  • VDGIF web page about closures and restrictions (not rehabilitation related)
  • Endangered and threatened bats of Virginia identification guide


  • North American bats do not have or 'carry' COVID-19.
  • ONE bat species in China was found to have a corona virus that has DNA which is ~97% similar to SARS-COV2 (the technical name of the COVID-19 virus). By comparison, human DNA is ~99% similar to that of bonobos and chimpanzees, so a small percentage of difference can mean a great deal.
  • There are 1,400 species of bats globally, which fall under a large number of genera. The species of bat in which the genetically similar virus was found is is a species horseshoe bat, genus rhinolophus, which is not closely related to any North American bat species.
  • Laboratory studies have shown that SARS-type coronaviruses can attach to lung tissue of native North American bats, but no studies to date have shown that the virus can cause disease or be passed to other bats and circulate in populations.

Safely reuniting bat pups

If you have found a bat pup you think needs help and that has not bitten or scratched a person or domestic animal, please read this guide to reunite it with its mother. Please be aware that our ability to rehabilitate bat pups is severely restricted because of COVID-19.

Occasionally, overheating causes a colony to jostle for the coolest spots and pups get dislodged and fall out, or a predator gets in and causes a disruption.
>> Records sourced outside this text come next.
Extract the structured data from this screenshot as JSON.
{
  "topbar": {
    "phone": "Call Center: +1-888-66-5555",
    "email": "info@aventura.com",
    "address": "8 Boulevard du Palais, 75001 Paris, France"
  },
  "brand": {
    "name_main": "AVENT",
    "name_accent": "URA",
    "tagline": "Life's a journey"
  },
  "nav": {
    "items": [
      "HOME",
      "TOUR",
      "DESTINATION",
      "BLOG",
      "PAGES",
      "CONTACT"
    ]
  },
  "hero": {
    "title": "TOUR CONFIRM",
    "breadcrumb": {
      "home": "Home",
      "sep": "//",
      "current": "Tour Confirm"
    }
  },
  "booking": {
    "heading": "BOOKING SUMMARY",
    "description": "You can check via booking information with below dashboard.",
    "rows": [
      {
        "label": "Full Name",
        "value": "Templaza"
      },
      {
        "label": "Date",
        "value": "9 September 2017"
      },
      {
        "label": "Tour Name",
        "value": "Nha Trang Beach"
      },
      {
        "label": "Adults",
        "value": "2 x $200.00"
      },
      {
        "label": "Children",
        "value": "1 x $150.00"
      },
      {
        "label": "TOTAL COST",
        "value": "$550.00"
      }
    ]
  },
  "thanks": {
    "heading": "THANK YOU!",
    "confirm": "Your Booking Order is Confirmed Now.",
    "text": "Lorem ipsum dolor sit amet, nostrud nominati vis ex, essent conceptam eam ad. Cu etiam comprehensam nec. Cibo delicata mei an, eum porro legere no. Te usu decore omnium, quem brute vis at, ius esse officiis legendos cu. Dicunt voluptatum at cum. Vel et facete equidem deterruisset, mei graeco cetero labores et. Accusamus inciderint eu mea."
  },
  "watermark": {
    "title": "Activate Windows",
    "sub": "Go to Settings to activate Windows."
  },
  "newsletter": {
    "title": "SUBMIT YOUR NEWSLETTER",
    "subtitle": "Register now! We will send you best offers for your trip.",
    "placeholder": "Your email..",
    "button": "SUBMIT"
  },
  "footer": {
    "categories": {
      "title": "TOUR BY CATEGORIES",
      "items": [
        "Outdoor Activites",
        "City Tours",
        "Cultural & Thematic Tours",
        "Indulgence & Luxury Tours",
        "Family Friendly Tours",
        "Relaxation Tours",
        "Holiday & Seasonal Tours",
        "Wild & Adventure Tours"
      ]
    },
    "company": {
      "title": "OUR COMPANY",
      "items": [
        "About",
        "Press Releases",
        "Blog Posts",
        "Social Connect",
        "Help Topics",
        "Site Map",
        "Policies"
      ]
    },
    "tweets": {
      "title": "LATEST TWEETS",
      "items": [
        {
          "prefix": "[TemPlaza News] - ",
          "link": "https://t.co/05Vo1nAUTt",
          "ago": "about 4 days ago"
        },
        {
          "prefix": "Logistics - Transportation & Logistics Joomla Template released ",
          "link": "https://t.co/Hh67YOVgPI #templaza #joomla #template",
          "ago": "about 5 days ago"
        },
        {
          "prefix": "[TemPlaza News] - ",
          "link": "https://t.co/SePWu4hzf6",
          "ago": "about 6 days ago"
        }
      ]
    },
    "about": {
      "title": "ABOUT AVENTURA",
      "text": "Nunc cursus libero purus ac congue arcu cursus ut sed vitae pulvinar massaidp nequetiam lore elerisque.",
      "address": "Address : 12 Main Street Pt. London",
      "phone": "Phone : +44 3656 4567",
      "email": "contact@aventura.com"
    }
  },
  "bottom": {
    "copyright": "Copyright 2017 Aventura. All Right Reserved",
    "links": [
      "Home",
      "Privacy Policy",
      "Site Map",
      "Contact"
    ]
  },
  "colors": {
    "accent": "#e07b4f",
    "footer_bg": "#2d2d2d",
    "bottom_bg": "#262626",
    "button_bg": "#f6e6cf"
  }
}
In 'natural' colony spaces, pups can climb back into the colony and reunite with mothers. However, building and bat box colonies often leave no way for fallen pups to return. If you find pups down under a known colony you can return them using a pool skimmer. If pups continue to fall, pup catchers often solve the problem.

But sometimes a mother bat does not return to the colony. Pups that are thin and dehydrated or that are found wandering are probably orphans and can be rehabilitated by trained wildlife rehabilitators.

Adult bats can get in trouble and sometimes need rescue. Grounded bats are not always sick - they get hit by cars, blown into walls, dropped by predators, get too cold or wet, get torn or broken wings, get trapped in buildings, etc., etc. If no one has been bitten and if potential rabies exposure is ruled out, injured and displaced bats can also go to qualified rehabilitators.

If you find a bat in need of help in Virginia, here are your local resources:

  • Fairfax County VA: Please call Animal Protection Police first at 703-691-2131 or call Kim O'Keefe at 703-627-9975
  • Arlington County VA: Please call Animal Welfare League of Arlington 703-931-9241; leave a message even if they are not open as calls are routed to Animal Officers immediately. Otherwise, please call Kim O'Keefe at 703-627-9975
  • We have additional help available for the Woodbridge and Stafford areas. Please leave a message with Kim O'Keefe so calls can be routed appropriately
  • Rockingham or Augusta County: please call Bat Conservation & Rescue of Virginia Headquarters at 703-973-3157
  • Far northern Virginia: please call Wildlife Veterinary Care 540-664-9494 or Blue Ridge Wildlife Center 540-837-9000
  • Faquier, Prince William or Culpeper County: call Nikki Stamps @ 540-272-0666
  • Roanoke and surrounding areas: Southwest Virginia Wildlife Center of Roanoke 540-798-9836
  • In Montgomery or Prince Georges counties in Maryland: call Second Chance Wildlife Center 301-926-9453
  • In the Baltimore region in Maryland: please call Phoenix Wildlife Center 410-628-9736

For other regions in Virginia, please visit the Virginia Department of Game and Inland Fisheries website for a list of permitted wildlife rehabilitators by county, or use the great new phone app or website from Animal Help Now.

Bat World Sanctuary maintains a national list of bat helpers; click here for more information.

Bat rescue is for adults only. Please find an adult to help with any bat. Please do not touch the bat!

Please do not handle bats with bare hands or allow children or pets access to bats or other wildlife.

Safely Containing a Bat

If you have found a bat that you think needs help and that has not bitten or scratched a person or domestic animal, please watch this video to learn how to safely contain it for transport to a wildlife rehabilitator.

Copyright © 2021 Bat Conservation & Rescue of Virginia. All rights reserved.